The pill is composed of materials that our bodies make - bile acids - which means that the medium of delivery has therapeutic effects that work with the loaded agent to reinstate normal metabolism in the short term and restore immune competence in the longer term.
Better treatments for Type 2 Diabetes?
Most of us in our lifetime will suffer from kidney stones; the goto treatment to get rid of them is ultrasound treatment to break those stones down so they can be passed out of the body. Yes, you guessed it, ultrasound, albeit a more refined version, is one of the latest treatments being trialed for type 2 diabetes.
"We have shown that ultrasound can be used to prevent or reverse diabetes in these preclinical studies," Christopher Puleo from GE Research said in a company press release.
The treatment uses a novel, non-invasive stimulation technique that uses ultrasound to stimulate specific neural pathways within organs that are associated with the disease. The article was published in Nature Biomedical Engineering.
It's a treatment rather than a cure.
Nitric Oxide Therapy - A New Treatment for Type 2 Diabetes.
A sustained release of nitric oxide is a new treatment being tested at the University of Alabama in Birmingham, USA.
Nitric Oxide is an important gaseous signaling chemical whose most important function in the body is relaxing the inner muscles of blood vessels. Herein lies its beneficial effect with regards to type 2 diabetes.

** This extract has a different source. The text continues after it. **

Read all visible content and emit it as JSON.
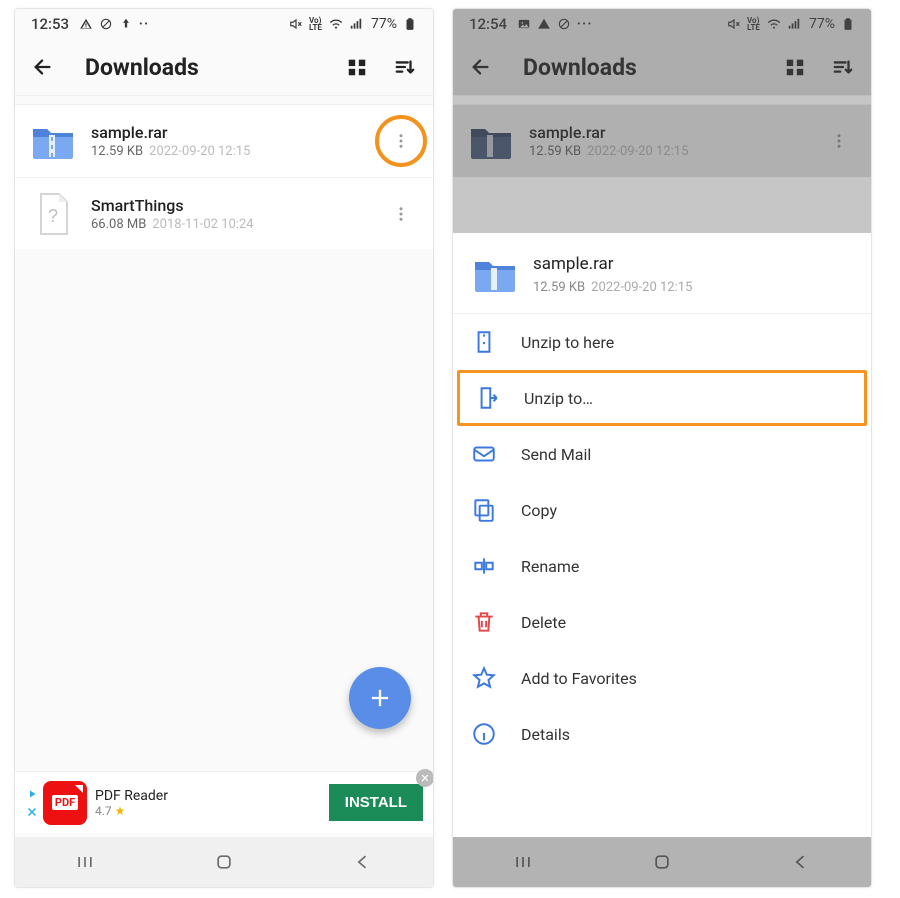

The researchers saw increased phosphorylation of the enzyme hormone-sensitive lipase and a reduction in the size of fat cells in epididymal white adipose tissue, or eWAT. Increased lipolysis may explain the reduced body weight. Said Jeonga Kim, Ph.D., leader of the UAB study.
“The strategy of reducing body weight by the local delivery of nitric oxide may be a novel, efficient and safe way to prevent and treat multiple metabolic diseases.”
New Drug - Tirzepatide
Lastly for this edition of diabetes Update is a new drug being trialed for type 2 diabetes, and as a weight-loss drug, it has shown an impressive ability to cause weight loss by mimicking the effects of natural hormones called incretins. Tirzepatide, developed by American pharmaceutical company Eli Lilly and Company (Lilly), is a once-weekly injection under the skin that lowers blood sugar after eating and regulates digestive and metabolic processes.
Tirzepatide is sold as “Mounjaro” in the United States, was only approved by the FDA for type 2 diabetes treatment in May 2022. The drug is a synthetic combination of two particular incretins, called GLP-1 (glucagon-like peptide-1) and GIP (glucose-dependent insulinotropic polypeptide).
The difference in weight loss achieved between the drug recipients and the control group was huge. On the highest dose (15 mg), participants saw average weight reductions of 22.5 percent of their body weight (24 kg or 52 lb), while the 10 mg dose achieved 21.4 percent weight loss (22 kg or 49 lb), and 5 mg saw a 16 percent body weight reduction (16 kg or 35 lb).
New Drug - ATR-258
A new drug called ATR-258 works by directly moving sugar from blood into muscles, bypassing the bodies reliance on Insulin for blood glucose control.
The drug was developed in Sweden and is currently being trialled in patients in Sweden and is the first medication to work by directly moving sugar from the blood and into the muscle. The drug was developed by Atrogi, a company founded by Tore Bengtsson, a physiology professor at Stockholm University.
Studies in rats showed ATR-258 lowers blood glucose to healthy levels and boosts insulin sensitivity — reducing the amount required. The current human trial has 80 subjects, we await the results with interest.
Prevention of type 2 diabetes through education and dietary management is the most effective option for society. Raising awareness of conditions like obesity, high blood pressure, and high blood glucose individually reduces the risk of getting type 2 diabetes.
For those with a legacy of type 2 diabetes, the research mentioned above is exciting, offering real hope for a diagnosis reversal five years from now.
Simply living a healthy lifestyle, using an advanced diabetes food tracker, and having regular exercise is the best way to avoid, treat and even reverse diabetes.